By David Cruz
More public officials have joined the call for the removal or resignation of Newark Archbishop John Myers. They say he allowed a confessed pedophile priest to have contact with children. Meanwhile, the Archdiocese is doubling down on its defense of Father Mike Fugee, the priest at the center of the controversy. The issue has now become a part of the gubernatorial campaign and Democrat Barbara Buono again called for the ouster Archbishop Myers, a call which Gov. Chris Christie said smacked of grandstanding.
“I don’t know. Maybe his hubris is clouding his judgement, but he’s way off on this one. It’s shocking that the governor is so out of touch on this,” Buono said.
Bergen County Prosecutor John Molinelli, who was a party to the agreement that restricted Fugee’s access to children, opened an investigation into charges that Fugee had had contact with children on numerous occasions over the past decade. Today, he had little to say about the status of that probe.
“I will not answer any questions concerning the Archdiocese,” Molinelli said. “When I am ready to release a statement, I will. It’s under investigation and that’s all I’m gonna say about it.”
But Elizabeth Mayor Chris Bollwage added his opinion today. He called the Archdiocese hypocritical for denying communion to public figures for their political beliefs — he singled out former Gov. Jim McGreevey — but at the same time defending an admitted pedophile. He suggested parishioners hit the Archdiocese where it might hurt the most.
“I would advise Catholics in these parishes not to contribute into the collection. There needs to be a message sent to this archbishop,” Bollwage said.
Meanwhile, Father James Connell, the Wisconsin priest who has been pushing this issue with the Vatican, sent another request to the Archdiocese today, asking for clarification on the disposition of Father Fugee’s original case in 2001. He has not gotten a response. Archdiocese spokesman Jim Goodness told us he hadn’t read his e-mails today and did not expect to respond to Connell yet.
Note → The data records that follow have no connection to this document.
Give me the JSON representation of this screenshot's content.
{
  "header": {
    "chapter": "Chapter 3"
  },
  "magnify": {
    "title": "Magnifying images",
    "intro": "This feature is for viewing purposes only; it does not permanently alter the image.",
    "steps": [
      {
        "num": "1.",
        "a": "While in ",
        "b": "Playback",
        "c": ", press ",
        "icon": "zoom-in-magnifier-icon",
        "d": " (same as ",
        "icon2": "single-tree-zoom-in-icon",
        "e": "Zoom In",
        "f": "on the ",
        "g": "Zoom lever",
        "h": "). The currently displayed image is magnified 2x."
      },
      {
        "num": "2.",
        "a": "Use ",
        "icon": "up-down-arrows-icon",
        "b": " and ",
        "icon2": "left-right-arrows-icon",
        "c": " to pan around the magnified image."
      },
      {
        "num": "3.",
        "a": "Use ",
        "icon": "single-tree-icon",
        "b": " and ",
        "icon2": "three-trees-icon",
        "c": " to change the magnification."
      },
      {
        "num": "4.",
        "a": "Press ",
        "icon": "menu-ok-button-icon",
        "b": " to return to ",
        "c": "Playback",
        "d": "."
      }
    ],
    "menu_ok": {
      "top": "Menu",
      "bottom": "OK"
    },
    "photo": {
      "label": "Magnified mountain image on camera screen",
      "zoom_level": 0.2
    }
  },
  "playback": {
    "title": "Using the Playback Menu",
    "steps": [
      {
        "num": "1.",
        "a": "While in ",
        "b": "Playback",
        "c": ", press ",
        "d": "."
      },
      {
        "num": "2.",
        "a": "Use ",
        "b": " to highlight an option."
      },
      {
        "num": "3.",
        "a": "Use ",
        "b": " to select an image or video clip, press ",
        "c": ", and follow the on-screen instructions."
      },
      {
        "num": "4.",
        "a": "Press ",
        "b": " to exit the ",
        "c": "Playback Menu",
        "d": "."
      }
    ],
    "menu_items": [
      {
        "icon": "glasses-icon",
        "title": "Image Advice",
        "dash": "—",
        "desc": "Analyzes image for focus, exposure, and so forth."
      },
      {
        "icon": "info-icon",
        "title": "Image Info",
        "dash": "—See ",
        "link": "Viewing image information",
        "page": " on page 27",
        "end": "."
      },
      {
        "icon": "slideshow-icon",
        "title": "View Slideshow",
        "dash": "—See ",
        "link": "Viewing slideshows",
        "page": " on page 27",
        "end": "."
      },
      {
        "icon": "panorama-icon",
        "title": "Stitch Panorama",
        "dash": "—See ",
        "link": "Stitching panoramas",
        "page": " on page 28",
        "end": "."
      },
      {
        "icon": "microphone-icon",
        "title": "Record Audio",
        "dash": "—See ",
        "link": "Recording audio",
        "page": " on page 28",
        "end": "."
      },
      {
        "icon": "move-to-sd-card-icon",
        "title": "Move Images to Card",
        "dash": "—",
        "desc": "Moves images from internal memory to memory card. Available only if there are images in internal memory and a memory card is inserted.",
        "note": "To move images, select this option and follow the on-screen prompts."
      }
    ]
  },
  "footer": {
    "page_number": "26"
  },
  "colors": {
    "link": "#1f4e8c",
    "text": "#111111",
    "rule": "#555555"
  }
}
But the public — at least lay Catholics — see this pretty clearly. Almost 90 percent of those polled say Archbishop Myers should go.
The Archdiocese didn’t make Father Fugee or Archbishop Myers available to talk to us today. It seems clear now that the louder the cries get for the Archbishop’s ouster, the more entrenched the Archdiocese becomes.